Tips for Internet Safety
If you’ve attended one of my sessions about social networking or digital literacy, you know that I am very much for teaching kids responsible, ethical use of the web. I don’t believe in extreme web restriction… teach them the guidelines and help them learn to be good digital citizens!
A quick analogy: if you TELL your child at the age of 2 that the street is a dangerous place to play, and then proceed to lock him in the fenced-in backyard until he’s 18, he will never learn how to navigate/negotiate the street! It’s true for the web as well. We need to provide children age-appropriate limits on the web, but also trust them enough to demonstrate responsibility as they grow.
Here are a few tips to share with kids about using the web:
1. Protect your identity. In most social networks, messaging systems, chat rooms, and even email programs, you are not required to display your full name. If you’re under 21, it might be best to adopt a screen name that your friends will know, but strangers will not. Additionally, you should never list your home address or cell phone numbers on your pages. If your friends ask for those, send that information through a private message.

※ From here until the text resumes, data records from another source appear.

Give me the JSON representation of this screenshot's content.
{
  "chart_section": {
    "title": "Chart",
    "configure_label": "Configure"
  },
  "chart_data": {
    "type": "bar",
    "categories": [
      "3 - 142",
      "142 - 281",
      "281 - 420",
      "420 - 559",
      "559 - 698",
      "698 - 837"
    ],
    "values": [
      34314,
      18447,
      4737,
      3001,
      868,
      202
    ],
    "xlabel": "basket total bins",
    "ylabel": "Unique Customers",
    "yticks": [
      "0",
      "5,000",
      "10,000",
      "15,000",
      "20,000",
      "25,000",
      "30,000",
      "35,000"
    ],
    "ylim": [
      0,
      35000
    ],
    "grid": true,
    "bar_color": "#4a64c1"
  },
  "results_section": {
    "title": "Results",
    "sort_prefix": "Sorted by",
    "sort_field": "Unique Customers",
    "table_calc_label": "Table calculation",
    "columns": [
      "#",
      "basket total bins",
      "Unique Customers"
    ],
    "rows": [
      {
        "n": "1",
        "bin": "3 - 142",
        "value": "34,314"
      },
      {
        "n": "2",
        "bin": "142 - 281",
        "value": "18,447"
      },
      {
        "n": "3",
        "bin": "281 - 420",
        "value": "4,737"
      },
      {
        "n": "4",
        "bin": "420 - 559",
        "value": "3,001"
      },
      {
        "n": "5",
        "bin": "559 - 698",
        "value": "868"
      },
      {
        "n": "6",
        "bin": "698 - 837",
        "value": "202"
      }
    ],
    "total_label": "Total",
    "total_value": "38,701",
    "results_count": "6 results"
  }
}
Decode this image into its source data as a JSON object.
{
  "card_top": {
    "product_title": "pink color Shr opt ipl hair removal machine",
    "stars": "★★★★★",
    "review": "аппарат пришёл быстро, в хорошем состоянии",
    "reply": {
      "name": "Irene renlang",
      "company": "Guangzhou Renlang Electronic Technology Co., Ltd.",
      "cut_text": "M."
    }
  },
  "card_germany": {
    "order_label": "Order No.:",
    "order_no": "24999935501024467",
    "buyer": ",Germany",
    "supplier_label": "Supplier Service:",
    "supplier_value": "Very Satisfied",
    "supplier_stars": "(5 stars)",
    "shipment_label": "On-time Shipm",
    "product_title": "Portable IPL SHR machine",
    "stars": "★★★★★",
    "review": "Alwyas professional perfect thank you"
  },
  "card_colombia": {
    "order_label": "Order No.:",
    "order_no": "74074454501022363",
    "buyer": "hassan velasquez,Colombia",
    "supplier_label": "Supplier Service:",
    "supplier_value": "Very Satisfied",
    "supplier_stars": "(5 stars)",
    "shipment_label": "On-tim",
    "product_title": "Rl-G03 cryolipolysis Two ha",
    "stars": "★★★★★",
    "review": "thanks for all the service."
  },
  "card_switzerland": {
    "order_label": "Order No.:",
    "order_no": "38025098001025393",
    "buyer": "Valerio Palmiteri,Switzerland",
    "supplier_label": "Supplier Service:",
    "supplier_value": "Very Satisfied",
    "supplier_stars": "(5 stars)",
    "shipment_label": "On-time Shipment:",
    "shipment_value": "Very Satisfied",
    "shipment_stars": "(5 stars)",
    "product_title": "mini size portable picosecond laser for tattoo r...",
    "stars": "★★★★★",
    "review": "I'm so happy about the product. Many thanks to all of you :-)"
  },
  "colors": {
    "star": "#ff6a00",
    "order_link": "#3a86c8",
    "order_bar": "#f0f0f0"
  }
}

2. Private pages are BEST. If you have a social network profile, like MySpace ™ or Facebook (tm), set your profile and home pages to Private, especially if you’re under 21. Only allow people you know to be your friends. If you get a friend request from someone you don’t know, reject it. If you’re not sure if you know that person, send back a message through the request system to ask how they know you. Ask for SPECIFIC details that only a real friend would know.
3. The Web is a PUBLIC PLACE. If you post something, whether it’s a comment, blog post, wall message, or photo… someone will see it. Anything you post to the web can be used to help you, and anything you post to the web could be used to hurt you. Don’t post photos of yourself that would be embarrassing to you tomorrow. Or 10 years from now. Even though it seems a long time away, a future employer could be doing some research about you. Also remember that online comments can be printed. If you don’t want someone to read it, don’t post it.

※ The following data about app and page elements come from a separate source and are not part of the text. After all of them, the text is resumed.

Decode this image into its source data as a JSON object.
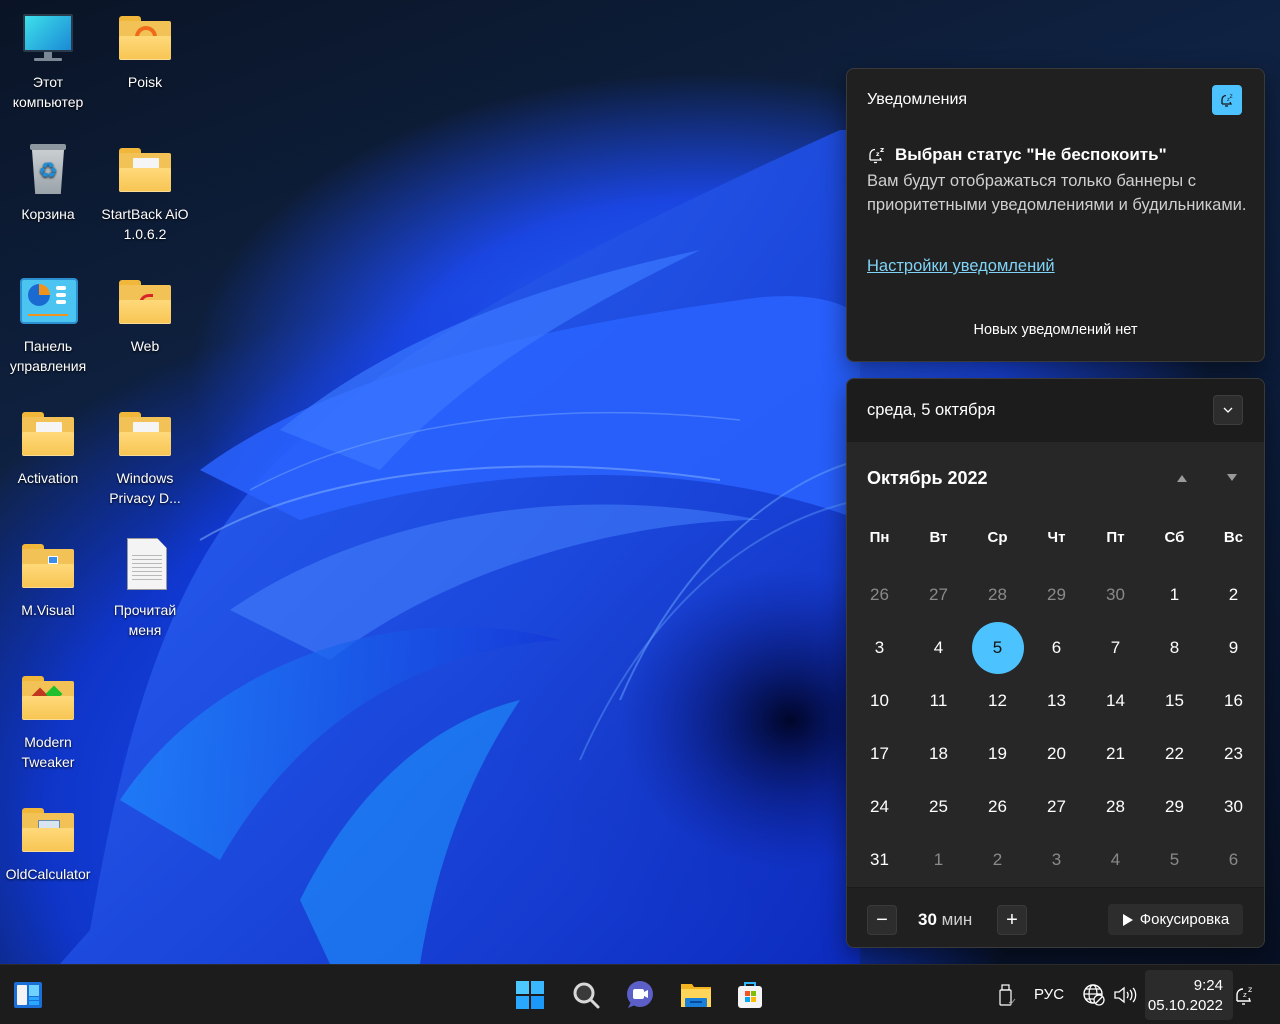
{
  "desktop": {
    "icons": [
      {
        "label": "Этот компьютер",
        "icon": "monitor-icon"
      },
      {
        "label": "Poisk",
        "icon": "folder-icon"
      },
      {
        "label": "Корзина",
        "icon": "recycle-bin-icon"
      },
      {
        "label": "StartBack AiO 1.0.6.2",
        "icon": "folder-icon"
      },
      {
        "label": "Панель управления",
        "icon": "control-panel-icon"
      },
      {
        "label": "Web",
        "icon": "folder-icon"
      },
      {
        "label": "Activation",
        "icon": "folder-icon"
      },
      {
        "label": "Windows Privacy D...",
        "icon": "folder-icon"
      },
      {
        "label": "M.Visual",
        "icon": "folder-icon"
      },
      {
        "label": "Прочитай меня",
        "icon": "text-document-icon"
      },
      {
        "label": "Modern Tweaker",
        "icon": "folder-icon"
      },
      {
        "label": "OldCalculator",
        "icon": "folder-icon"
      }
    ]
  },
  "notifications": {
    "title": "Уведомления",
    "dnd_button_icon": "do-not-disturb-bell-icon",
    "dnd_heading": "Выбран статус \"Не беспокоить\"",
    "dnd_description": "Вам будут отображаться только баннеры с приоритетными уведомлениями и будильниками.",
    "settings_link": "Настройки уведомлений",
    "empty_text": "Новых уведомлений нет"
  },
  "calendar": {
    "header_date": "среда, 5 октября",
    "month_title": "Октябрь 2022",
    "weekdays": [
      "Пн",
      "Вт",
      "Ср",
      "Чт",
      "Пт",
      "Сб",
      "Вс"
    ],
    "days": [
      {
        "d": "26",
        "other": true
      },
      {
        "d": "27",
        "other": true
      },
      {
        "d": "28",
        "other": true
      },
      {
        "d": "29",
        "other": true
      },
      {
        "d": "30",
        "other": true
      },
      {
        "d": "1"
      },
      {
        "d": "2"
      },
      {
        "d": "3"
      },
      {
        "d": "4"
      },
      {
        "d": "5",
        "today": true
      },
      {
        "d": "6"
      },
      {
        "d": "7"
      },
      {
        "d": "8"
      },
      {
        "d": "9"
      },
      {
        "d": "10"
      },
      {
        "d": "11"
      },
      {
        "d": "12"
      },
      {
        "d": "13"
      },
      {
        "d": "14"
      },
      {
        "d": "15"
      },
      {
        "d": "16"
      },
      {
        "d": "17"
      },
      {
        "d": "18"
      },
      {
        "d": "19"
      },
      {
        "d": "20"
      },
      {
        "d": "21"
      },
      {
        "d": "22"
      },
      {
        "d": "23"
      },
      {
        "d": "24"
      },
      {
        "d": "25"
      },
      {
        "d": "26"
      },
      {
        "d": "27"
      },
      {
        "d": "28"
      },
      {
        "d": "29"
      },
      {
        "d": "30"
      },
      {
        "d": "31"
      },
      {
        "d": "1",
        "other": true
      },
      {
        "d": "2",
        "other": true
      },
      {
        "d": "3",
        "other": true
      },
      {
        "d": "4",
        "other": true
      },
      {
        "d": "5",
        "other": true
      },
      {
        "d": "6",
        "other": true
      }
    ],
    "focus": {
      "minus_label": "−",
      "plus_label": "+",
      "duration_value": "30",
      "duration_unit": "мин",
      "focus_button": "Фокусировка"
    }
  },
  "colors": {
    "accent": "#4cc2ff",
    "panel_bg": "#202020",
    "link": "#7fd3f7"
  },
  "taskbar": {
    "widgets_icon": "widgets-icon",
    "pinned": [
      {
        "name": "start-button",
        "icon": "windows-logo-icon"
      },
      {
        "name": "search-button",
        "icon": "search-icon"
      },
      {
        "name": "chat-button",
        "icon": "teams-chat-icon"
      },
      {
        "name": "file-explorer-button",
        "icon": "folder-icon"
      },
      {
        "name": "store-button",
        "icon": "microsoft-store-icon"
      }
    ],
    "tray": {
      "usb_icon": "usb-drive-icon",
      "language": "РУС",
      "network_icon": "network-disconnected-icon",
      "volume_icon": "volume-icon",
      "time": "9:24",
      "date": "05.10.2022",
      "notification_icon": "do-not-disturb-bell-icon"
    }
  }
}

4. The Web is a PERMANENT PLACE. Just because you post something today and then delete it tomorrow doesn’t mean it’s really gone. Think about what you write in a post, a comment, a wall message… or even a photo. What you post today could exist on some server somewhere for years and years. If you don’t believe this, check out the WayBackMachine at http://archive.org and search for an online news page, like CNN.com. You can view that website and see exactly what it looked like in the year 2000.
5. Parents and Kids should talk about web activities.
Parents, ask your kids what they do online… and ask them to show you!
- If you don’t understand what your kids are doing, you can’t help protect them. If they blog, maybe you could start your own blog. If they have a social network profile, start your own.
- Keep the conversation pipeline open. Talk to your kids about productive activities online… how are they using their web activities for communication? for charitable events? how have they helped a friend through their time online?
- Discuss what kind of messages are best delivered face-to-face vs. online or text message. An emotional comment on a social profile “wall” or text message loses a lot of meaning when delivered by text only. There are no facial expressions, tone of voice, or body language in visual text. Some messages deserve face-to-face time.
- Also beware that some kids use these tools for gossip and bullying. Ask your kids if they have ever been bullied online or if they have been a bully. Open discussion can help curb these behaviors.
- Stay “in the know.” You need to be able to talk to your kids using common terminology. Most of the parents I work with have no idea what their kids do online.
Kids, your parents need to be sure you’re safe online. If you share what you’re doing and can show your parents how responsible you are, they are more likely to understand your need for some balanced, online time!
Above all, remember that our kids are living in a digital world. They need to understand how to create, develop, synthesize, analyze, and evaluate using digital tools. The web isn’t just their “playground;” it’s part of their world. Mutual respect goes a long way in developing responsible web users!